# Task
The answer is a number and only a number: how many lines of the data include the string "amount"?

Dataset excerpts
══════════

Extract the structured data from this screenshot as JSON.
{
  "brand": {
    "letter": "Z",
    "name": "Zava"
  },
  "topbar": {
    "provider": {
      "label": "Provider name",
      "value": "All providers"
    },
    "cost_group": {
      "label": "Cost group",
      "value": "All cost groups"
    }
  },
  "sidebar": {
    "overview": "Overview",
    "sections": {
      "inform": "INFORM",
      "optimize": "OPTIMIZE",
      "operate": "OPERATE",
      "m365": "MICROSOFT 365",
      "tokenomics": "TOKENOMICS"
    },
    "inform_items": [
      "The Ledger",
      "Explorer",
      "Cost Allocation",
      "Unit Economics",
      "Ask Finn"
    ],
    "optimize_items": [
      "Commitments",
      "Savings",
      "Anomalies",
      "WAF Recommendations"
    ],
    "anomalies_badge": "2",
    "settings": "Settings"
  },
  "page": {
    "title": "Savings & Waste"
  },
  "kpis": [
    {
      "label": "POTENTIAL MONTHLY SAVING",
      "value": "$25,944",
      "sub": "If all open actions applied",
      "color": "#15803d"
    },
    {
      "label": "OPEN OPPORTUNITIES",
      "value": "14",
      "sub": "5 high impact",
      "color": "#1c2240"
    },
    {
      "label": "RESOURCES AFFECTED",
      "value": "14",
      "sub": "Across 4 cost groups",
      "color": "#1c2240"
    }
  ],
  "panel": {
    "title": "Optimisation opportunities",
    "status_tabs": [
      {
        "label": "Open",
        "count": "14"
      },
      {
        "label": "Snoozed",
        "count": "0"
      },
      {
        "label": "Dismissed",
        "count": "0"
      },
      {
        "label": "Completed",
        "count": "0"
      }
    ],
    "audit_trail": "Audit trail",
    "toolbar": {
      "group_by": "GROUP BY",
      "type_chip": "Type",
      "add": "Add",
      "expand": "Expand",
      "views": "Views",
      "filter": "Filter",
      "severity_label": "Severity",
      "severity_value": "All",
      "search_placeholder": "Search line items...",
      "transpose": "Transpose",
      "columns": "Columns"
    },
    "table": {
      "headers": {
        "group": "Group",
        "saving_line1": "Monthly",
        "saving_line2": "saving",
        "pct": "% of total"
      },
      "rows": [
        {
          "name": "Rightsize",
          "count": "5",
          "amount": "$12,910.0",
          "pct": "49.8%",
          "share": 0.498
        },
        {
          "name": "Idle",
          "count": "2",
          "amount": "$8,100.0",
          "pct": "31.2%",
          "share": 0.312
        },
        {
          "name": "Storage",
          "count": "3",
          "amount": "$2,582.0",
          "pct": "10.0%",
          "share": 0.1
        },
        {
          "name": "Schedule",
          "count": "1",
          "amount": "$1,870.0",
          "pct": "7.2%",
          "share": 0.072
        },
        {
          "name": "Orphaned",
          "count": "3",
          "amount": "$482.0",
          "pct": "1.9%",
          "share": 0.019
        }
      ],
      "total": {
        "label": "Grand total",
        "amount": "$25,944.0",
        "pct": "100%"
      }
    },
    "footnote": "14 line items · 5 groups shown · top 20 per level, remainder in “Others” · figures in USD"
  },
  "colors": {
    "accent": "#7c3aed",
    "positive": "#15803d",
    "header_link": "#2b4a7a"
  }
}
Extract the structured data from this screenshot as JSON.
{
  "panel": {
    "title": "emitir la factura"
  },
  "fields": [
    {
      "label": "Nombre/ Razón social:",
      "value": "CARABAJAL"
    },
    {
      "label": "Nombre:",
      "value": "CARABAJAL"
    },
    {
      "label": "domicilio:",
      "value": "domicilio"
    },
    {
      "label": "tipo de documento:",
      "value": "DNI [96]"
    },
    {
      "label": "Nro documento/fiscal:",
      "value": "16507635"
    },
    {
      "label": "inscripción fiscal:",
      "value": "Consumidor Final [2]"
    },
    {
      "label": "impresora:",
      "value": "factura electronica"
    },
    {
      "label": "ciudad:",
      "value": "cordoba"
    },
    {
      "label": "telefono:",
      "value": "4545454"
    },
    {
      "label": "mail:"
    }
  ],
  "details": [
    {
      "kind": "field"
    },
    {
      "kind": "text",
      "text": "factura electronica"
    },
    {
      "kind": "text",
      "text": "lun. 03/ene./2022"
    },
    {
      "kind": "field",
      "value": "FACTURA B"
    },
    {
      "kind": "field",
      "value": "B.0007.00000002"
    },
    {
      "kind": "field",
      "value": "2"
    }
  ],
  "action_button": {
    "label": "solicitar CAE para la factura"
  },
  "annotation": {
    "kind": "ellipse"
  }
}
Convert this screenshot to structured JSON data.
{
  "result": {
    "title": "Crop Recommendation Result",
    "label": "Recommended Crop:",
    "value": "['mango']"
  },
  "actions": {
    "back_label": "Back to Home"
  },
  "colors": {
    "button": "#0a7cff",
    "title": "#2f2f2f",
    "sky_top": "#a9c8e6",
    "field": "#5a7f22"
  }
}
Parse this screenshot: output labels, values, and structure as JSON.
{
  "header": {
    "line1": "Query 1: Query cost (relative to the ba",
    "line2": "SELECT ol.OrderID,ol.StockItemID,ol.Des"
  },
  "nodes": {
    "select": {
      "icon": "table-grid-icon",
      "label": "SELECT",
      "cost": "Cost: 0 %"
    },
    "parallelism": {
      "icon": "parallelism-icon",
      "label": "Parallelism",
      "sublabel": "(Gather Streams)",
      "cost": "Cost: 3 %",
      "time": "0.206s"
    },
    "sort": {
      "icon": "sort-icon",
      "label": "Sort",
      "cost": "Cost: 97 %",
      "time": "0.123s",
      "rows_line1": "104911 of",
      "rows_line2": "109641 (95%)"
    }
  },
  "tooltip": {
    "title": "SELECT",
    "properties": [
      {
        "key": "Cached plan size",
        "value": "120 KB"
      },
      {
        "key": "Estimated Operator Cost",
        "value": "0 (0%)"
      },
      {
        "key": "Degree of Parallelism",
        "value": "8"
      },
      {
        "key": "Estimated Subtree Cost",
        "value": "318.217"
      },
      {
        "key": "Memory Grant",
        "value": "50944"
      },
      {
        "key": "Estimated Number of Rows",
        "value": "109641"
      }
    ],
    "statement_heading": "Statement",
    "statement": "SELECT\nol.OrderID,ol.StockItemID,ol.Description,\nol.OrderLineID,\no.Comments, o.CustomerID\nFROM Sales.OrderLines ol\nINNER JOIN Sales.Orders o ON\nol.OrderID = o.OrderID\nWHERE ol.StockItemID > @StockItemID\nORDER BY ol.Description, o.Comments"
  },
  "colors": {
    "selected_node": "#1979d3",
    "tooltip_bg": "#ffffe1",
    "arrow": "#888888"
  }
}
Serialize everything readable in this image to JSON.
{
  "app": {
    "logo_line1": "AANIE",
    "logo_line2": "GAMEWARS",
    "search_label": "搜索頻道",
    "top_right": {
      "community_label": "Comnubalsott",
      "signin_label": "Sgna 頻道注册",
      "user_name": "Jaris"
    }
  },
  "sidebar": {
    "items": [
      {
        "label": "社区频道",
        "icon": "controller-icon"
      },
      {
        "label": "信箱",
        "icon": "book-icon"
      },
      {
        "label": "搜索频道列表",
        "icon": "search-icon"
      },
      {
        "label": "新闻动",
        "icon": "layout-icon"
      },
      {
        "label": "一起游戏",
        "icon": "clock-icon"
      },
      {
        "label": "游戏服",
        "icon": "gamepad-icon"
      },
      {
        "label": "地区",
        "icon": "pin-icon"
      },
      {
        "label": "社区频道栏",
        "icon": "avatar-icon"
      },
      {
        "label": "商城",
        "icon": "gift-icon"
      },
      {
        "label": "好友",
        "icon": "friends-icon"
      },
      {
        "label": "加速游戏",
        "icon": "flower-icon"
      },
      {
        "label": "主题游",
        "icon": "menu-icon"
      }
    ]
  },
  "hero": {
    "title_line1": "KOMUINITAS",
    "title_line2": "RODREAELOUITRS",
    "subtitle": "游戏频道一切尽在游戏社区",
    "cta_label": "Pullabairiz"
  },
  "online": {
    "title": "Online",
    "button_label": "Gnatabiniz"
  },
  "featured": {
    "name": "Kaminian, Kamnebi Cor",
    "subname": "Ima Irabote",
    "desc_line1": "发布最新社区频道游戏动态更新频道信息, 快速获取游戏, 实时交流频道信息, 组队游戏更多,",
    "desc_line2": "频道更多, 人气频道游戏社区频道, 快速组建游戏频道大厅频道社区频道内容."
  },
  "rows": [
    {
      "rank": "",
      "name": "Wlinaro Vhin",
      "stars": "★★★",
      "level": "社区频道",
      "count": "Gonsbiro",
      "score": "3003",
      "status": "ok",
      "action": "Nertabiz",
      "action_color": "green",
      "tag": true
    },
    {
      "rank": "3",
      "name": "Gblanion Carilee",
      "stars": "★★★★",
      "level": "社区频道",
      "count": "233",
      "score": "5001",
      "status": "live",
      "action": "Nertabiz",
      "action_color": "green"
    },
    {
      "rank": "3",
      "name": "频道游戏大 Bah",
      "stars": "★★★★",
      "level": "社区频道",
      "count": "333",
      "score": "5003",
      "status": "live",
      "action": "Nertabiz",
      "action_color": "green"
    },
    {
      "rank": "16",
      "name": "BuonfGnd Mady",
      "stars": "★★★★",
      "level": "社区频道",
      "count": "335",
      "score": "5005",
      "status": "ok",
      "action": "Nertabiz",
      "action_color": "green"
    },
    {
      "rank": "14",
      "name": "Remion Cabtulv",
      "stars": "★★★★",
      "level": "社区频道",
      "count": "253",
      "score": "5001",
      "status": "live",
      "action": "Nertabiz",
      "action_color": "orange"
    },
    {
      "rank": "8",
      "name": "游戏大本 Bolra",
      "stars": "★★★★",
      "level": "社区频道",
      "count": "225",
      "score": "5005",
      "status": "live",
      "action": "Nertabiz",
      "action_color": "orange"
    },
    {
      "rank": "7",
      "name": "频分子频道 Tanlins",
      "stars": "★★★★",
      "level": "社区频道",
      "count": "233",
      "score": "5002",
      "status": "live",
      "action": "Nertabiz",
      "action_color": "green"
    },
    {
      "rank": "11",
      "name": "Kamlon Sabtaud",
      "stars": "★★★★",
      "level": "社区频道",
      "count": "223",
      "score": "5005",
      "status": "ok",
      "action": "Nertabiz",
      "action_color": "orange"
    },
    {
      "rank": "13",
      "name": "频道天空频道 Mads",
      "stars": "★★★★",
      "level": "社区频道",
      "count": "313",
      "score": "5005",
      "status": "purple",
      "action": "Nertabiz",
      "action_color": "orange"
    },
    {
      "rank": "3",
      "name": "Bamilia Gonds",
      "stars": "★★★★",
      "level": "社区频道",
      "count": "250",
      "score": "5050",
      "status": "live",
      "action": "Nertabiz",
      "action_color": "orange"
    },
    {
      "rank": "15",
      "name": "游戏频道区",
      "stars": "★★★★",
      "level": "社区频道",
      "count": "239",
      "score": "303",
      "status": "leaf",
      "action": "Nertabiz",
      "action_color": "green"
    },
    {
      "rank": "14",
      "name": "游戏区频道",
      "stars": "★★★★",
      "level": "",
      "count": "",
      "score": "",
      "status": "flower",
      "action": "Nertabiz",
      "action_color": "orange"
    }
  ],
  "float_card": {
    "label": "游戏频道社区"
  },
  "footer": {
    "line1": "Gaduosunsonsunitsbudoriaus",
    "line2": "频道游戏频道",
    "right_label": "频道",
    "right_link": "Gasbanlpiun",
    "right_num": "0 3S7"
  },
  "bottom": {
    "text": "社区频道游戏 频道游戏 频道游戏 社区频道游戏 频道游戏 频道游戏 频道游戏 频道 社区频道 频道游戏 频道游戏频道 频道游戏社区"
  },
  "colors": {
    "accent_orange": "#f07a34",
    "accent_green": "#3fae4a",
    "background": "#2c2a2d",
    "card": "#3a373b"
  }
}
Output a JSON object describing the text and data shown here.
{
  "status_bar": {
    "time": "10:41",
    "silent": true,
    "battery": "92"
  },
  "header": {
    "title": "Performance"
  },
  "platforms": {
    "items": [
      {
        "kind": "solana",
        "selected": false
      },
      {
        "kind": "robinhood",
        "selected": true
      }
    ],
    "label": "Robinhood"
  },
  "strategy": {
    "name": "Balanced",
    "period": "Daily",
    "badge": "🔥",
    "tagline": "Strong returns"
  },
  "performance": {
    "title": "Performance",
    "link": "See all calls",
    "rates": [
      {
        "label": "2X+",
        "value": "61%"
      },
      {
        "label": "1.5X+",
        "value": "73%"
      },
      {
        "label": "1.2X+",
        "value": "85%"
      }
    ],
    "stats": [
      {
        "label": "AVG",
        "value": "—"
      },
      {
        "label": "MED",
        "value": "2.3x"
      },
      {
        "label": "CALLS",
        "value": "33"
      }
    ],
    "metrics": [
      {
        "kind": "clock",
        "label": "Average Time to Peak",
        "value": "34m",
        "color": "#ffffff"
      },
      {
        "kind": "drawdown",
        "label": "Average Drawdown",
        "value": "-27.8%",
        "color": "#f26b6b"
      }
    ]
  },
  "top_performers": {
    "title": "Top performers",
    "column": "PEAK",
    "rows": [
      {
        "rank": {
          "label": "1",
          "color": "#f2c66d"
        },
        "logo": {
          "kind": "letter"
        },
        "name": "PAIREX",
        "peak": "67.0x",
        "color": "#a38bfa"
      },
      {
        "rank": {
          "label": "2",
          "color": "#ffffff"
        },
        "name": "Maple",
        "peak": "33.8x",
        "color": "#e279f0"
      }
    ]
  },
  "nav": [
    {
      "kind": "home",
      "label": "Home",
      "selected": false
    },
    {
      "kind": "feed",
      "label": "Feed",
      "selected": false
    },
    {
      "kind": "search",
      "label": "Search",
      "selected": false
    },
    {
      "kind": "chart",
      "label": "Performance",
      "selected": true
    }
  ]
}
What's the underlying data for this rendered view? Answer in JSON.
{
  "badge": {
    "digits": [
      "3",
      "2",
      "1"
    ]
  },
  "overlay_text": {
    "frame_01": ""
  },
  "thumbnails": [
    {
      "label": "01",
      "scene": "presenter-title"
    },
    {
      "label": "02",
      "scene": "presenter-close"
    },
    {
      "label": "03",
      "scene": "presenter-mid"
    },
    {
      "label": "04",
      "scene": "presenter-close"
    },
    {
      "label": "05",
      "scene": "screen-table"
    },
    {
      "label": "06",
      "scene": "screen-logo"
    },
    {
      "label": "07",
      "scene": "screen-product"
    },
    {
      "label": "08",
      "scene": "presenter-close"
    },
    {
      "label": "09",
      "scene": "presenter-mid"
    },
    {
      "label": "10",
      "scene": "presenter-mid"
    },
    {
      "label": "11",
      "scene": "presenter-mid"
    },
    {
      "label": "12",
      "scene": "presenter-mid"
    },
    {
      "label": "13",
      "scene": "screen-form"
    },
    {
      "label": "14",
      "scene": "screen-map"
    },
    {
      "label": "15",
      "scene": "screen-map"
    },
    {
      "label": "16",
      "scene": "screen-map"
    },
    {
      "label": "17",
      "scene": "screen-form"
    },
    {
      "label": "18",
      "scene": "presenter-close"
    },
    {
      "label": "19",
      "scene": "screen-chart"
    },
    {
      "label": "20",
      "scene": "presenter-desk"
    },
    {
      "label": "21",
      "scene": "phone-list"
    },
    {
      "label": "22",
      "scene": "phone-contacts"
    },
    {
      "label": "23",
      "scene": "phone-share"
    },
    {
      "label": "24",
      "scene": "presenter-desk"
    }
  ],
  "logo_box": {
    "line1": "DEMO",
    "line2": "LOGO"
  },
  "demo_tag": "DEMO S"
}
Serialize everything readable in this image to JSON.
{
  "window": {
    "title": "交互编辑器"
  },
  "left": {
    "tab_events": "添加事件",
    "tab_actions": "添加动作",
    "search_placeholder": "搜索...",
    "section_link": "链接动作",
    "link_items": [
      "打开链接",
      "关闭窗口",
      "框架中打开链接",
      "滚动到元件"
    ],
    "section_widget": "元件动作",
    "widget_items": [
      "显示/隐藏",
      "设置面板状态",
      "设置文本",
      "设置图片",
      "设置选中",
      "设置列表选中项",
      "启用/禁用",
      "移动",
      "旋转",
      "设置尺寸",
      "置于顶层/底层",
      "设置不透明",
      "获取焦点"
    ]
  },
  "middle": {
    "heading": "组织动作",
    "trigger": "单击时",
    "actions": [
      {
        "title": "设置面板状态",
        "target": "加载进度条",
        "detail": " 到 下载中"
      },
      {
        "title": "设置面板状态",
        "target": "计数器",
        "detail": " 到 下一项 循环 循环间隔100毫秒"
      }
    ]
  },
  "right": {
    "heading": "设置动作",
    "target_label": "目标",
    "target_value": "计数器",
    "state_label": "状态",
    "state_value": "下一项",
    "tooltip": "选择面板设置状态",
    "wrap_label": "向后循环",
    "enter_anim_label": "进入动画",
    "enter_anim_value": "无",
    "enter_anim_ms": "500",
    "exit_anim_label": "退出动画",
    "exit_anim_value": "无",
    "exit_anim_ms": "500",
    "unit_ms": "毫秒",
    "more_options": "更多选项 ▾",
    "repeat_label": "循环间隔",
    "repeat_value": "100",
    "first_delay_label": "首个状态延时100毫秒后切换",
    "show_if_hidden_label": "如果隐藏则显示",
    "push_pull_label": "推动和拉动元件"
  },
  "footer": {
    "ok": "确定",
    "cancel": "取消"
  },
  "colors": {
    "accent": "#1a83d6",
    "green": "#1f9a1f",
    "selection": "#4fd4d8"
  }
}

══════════

# Your solution
6